Yoon didn’t announce when or where the behind-closed-doors meeting was taking place, but Yonhap News Agency, without citing any sources, said the rendezvous was scheduled in Seoul with about 20 vaccine-related experts.
Yoon said in the Thursday press briefing that talks with Pfizer were also going “smoothly,” but stressed it was too early to tell when a deal could be signed with the American pharmaceutical company.
The advisory committee meeting comes two days after Pfizer and its German partner BioNTech reported early data showing its coronavirus vaccine was more than 90 percent effective in preventing the disease, a major milestone in the global quest to stop the pandemic.
Korea added 143 more infections of the virus Wednesday, slightly fewer than the day before when 146 infections were counted. Wednesday was the sixth day in a row that daily new cases were in the triple digits.

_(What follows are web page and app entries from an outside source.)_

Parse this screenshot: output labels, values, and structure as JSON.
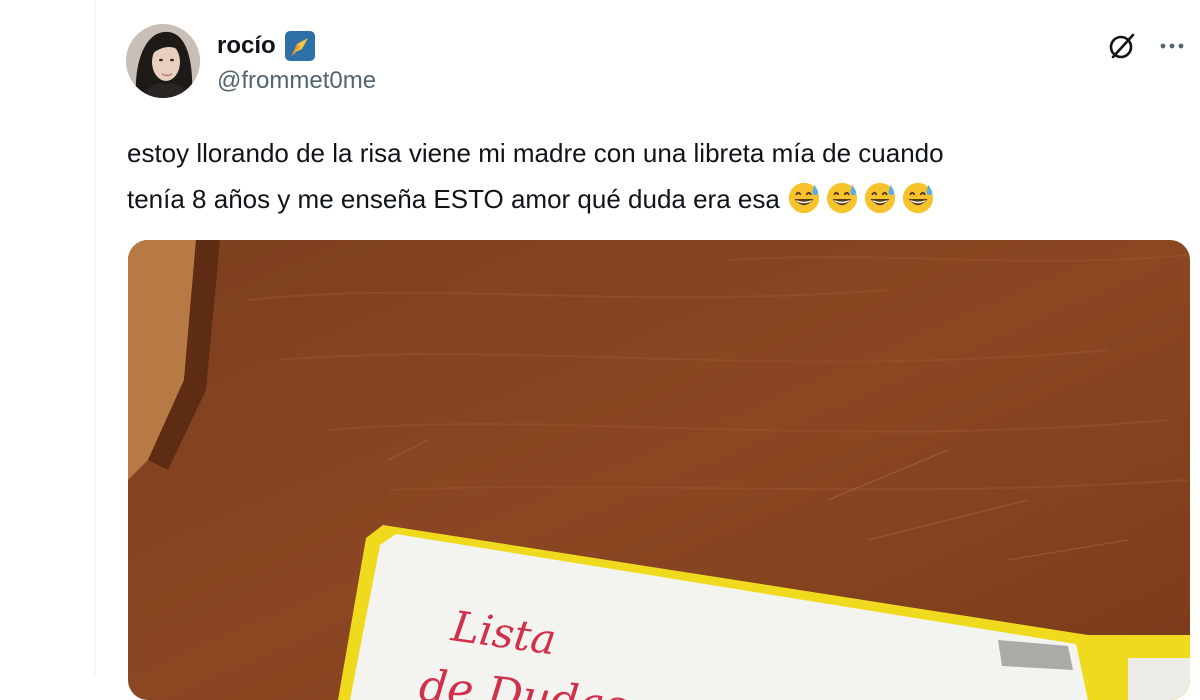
{
  "author": {
    "display_name": "rocío",
    "handle": "@frommet0me",
    "badge_icon": "verified-rocket-badge-icon"
  },
  "header_actions": {
    "grok_icon": "grok-icon",
    "more_icon": "more-options-icon"
  },
  "tweet": {
    "text_line1": "estoy llorando de la risa viene mi madre con una libreta mía de cuando",
    "text_line2": "tenía 8 años y me enseña ESTO amor qué duda era esa",
    "emoji_name": "grinning-face-with-sweat",
    "emoji_count": 4
  },
  "media": {
    "handwriting_line1": "Lista",
    "handwriting_line2": "de Dudas"
  },
  "colors": {
    "text_primary": "#0f1419",
    "text_secondary": "#536471",
    "wood": "#8a4722",
    "notebook_edge": "#f2dc1b",
    "ink": "#d0304a"
  }
}
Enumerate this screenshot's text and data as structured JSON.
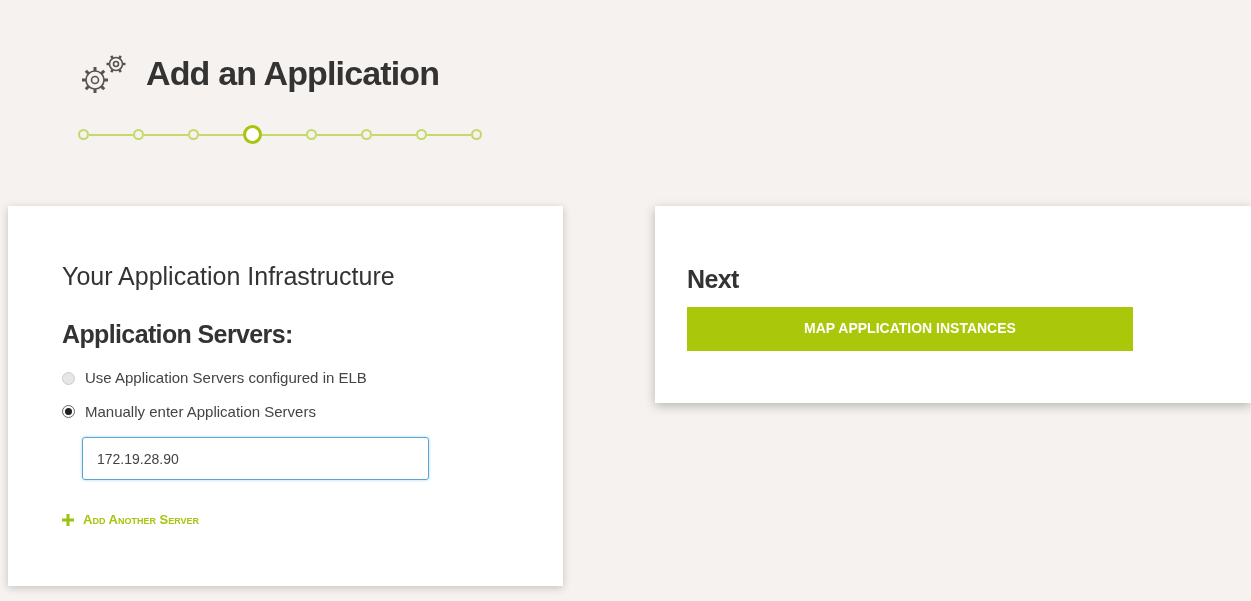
{
  "page": {
    "title": "Add an Application"
  },
  "steps": [
    {
      "selected": false
    },
    {
      "selected": false
    },
    {
      "selected": false
    },
    {
      "selected": true
    },
    {
      "selected": false
    },
    {
      "selected": false
    },
    {
      "selected": false
    },
    {
      "selected": false
    }
  ],
  "infrastructure": {
    "heading": "Your Application Infrastructure",
    "subheading": "Application Servers:",
    "options": [
      {
        "label": "Use Application Servers configured in ELB",
        "selected": false
      },
      {
        "label": "Manually enter Application Servers",
        "selected": true
      }
    ],
    "server_field": {
      "value": "172.19.28.90"
    },
    "add_link": "Add Another Server"
  },
  "next": {
    "heading": "Next",
    "button": "MAP APPLICATION INSTANCES"
  }
}
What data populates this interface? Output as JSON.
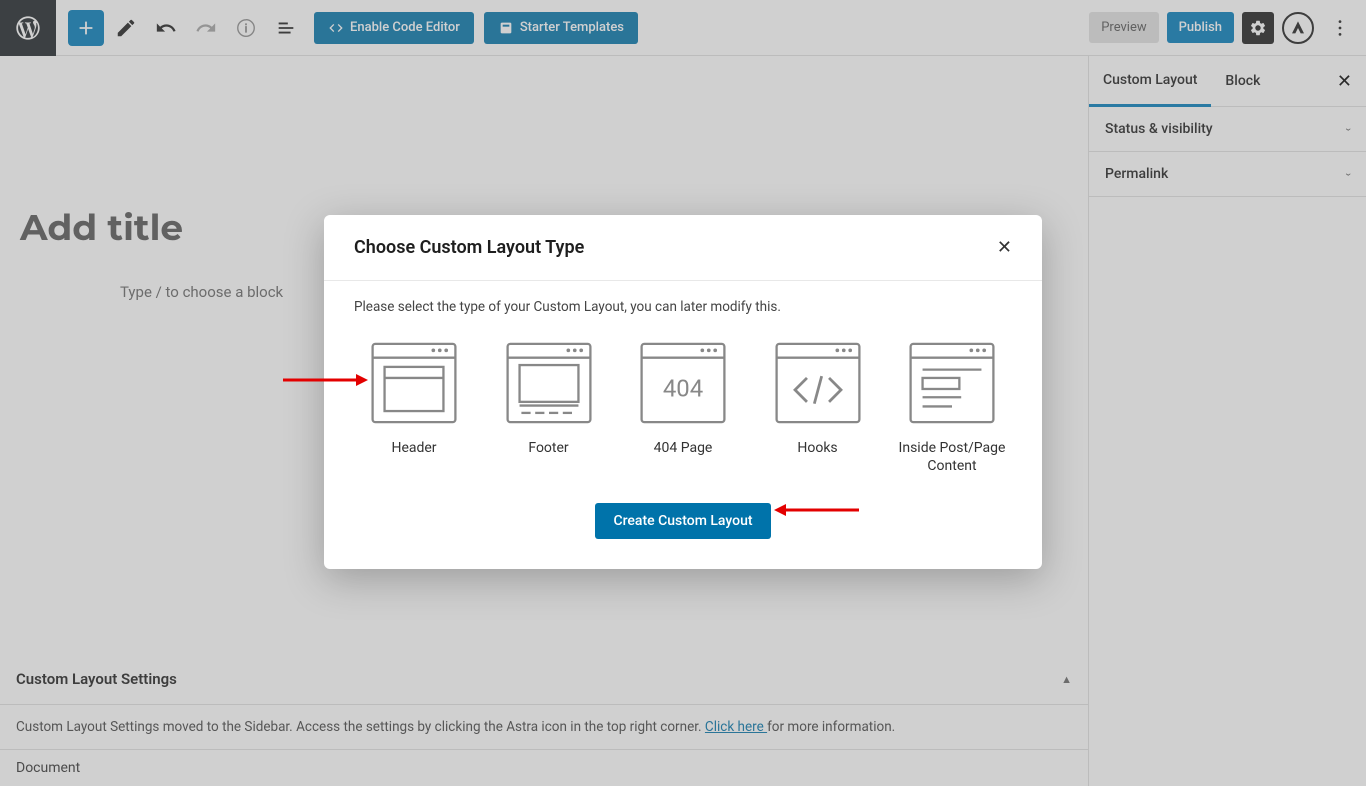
{
  "topbar": {
    "enable_code_editor": "Enable Code Editor",
    "starter_templates": "Starter Templates",
    "preview": "Preview",
    "publish": "Publish"
  },
  "editor": {
    "title_placeholder": "Add title",
    "block_prompt": "Type / to choose a block"
  },
  "sidebar": {
    "tabs": [
      "Custom Layout",
      "Block"
    ],
    "sections": [
      "Status & visibility",
      "Permalink"
    ]
  },
  "bottom_panel": {
    "title": "Custom Layout Settings",
    "message_before": "Custom Layout Settings moved to the Sidebar. Access the settings by clicking the Astra icon in the top right corner. ",
    "link_text": "Click here ",
    "message_after": "for more information.",
    "doc_tab": "Document"
  },
  "modal": {
    "title": "Choose Custom Layout Type",
    "description": "Please select the type of your Custom Layout, you can later modify this.",
    "options": [
      {
        "label": "Header"
      },
      {
        "label": "Footer"
      },
      {
        "label": "404 Page"
      },
      {
        "label": "Hooks"
      },
      {
        "label": "Inside Post/Page Content"
      }
    ],
    "create_button": "Create Custom Layout"
  }
}
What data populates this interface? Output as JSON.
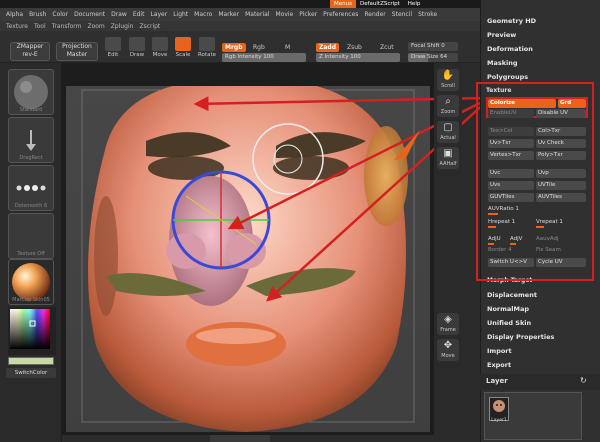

Of that number, 128 were local infections: 52 in Seoul, 34 in Gyeonggi, nine in North Chungcheong, eight in South Jeolla, six each in Gwangju and Gangwon, three in South Gyeongsang, two each in Busan, Daegu, Incheon and Daejeon and one each in North Jeolla and Jeju Island.
Fifteen were imported cases: three from Egypt, two each from Russia and Myanmar as well as one each from Uzbekistan, Nepal, Japan, Italy, Croatia, the United States, Kenya and Australia.
No patients died Wednesday, leaving total deaths at 487, while 138 patients recovered, raising total recoveries to 25,404. As of Wednesday at midnight, Korea had counted 27,942 coronavirus patients in all.
Starting Friday, anyone who doesn’t wear a face mask in indoor public spaces — subways, buses, trains, restaurants, cafes, bars, clubs, movie theaters, funerals, wedding halls, supermarkets, arcades, gyms and more — will be fined with 100,000 won ($90), according to a revised section of the Infectious Disease Control and Prevention Act. Operators of those facilities can face penalties up to 3 million won.
Under the law, people are allowed to wear so-called dental masks, surgical masks, hygienic masks, disposable masks and cloth masks, but scarves pulled across one’s face or masks made out of net fabric can be penalized.
Masks should cover the nose at all times.
Children under the age of 14 and people with disabilities who may have difficulty wearing masks won’t face penalties, nor will people who briefly take off their masks while eating, washing, swimming, performing a medical procedure, taking a photo or holding some sort of an entertainment show, health officials said.
Those who are being filmed for a TV program or have difficulty breathing after some kind of a surgery also won’t be penalized, nor will an athlete who’s playing a match, a sign language interpreter, or brides, grooms and their parents during weddings.
Places in which people can face penalties if they don’t wear a face mask will increase as the social distancing level goes up.
That goes for outdoor sports arenas in Level 1.5; all indoor facilities including private companies, as well as any outdoor activities that are deemed “high-risk” in Level 2; and all outdoor activities where people can’t keep a distance of at least 2 meters (6 feet) from each other in Level 2.5 and Level 3.
Each local government office will send teams of officials to comb through their respective areas to track down violators.
The Seoul Metropolitan Government stressed Thursday that the goal was to form a social consensus around mask-wearing, not penalize people, which is why officials will first give out warnings and then press penalties if people obstinately refuse to wear masks.
BY LEE SUNG-EUN [firstname.lastname@example.org]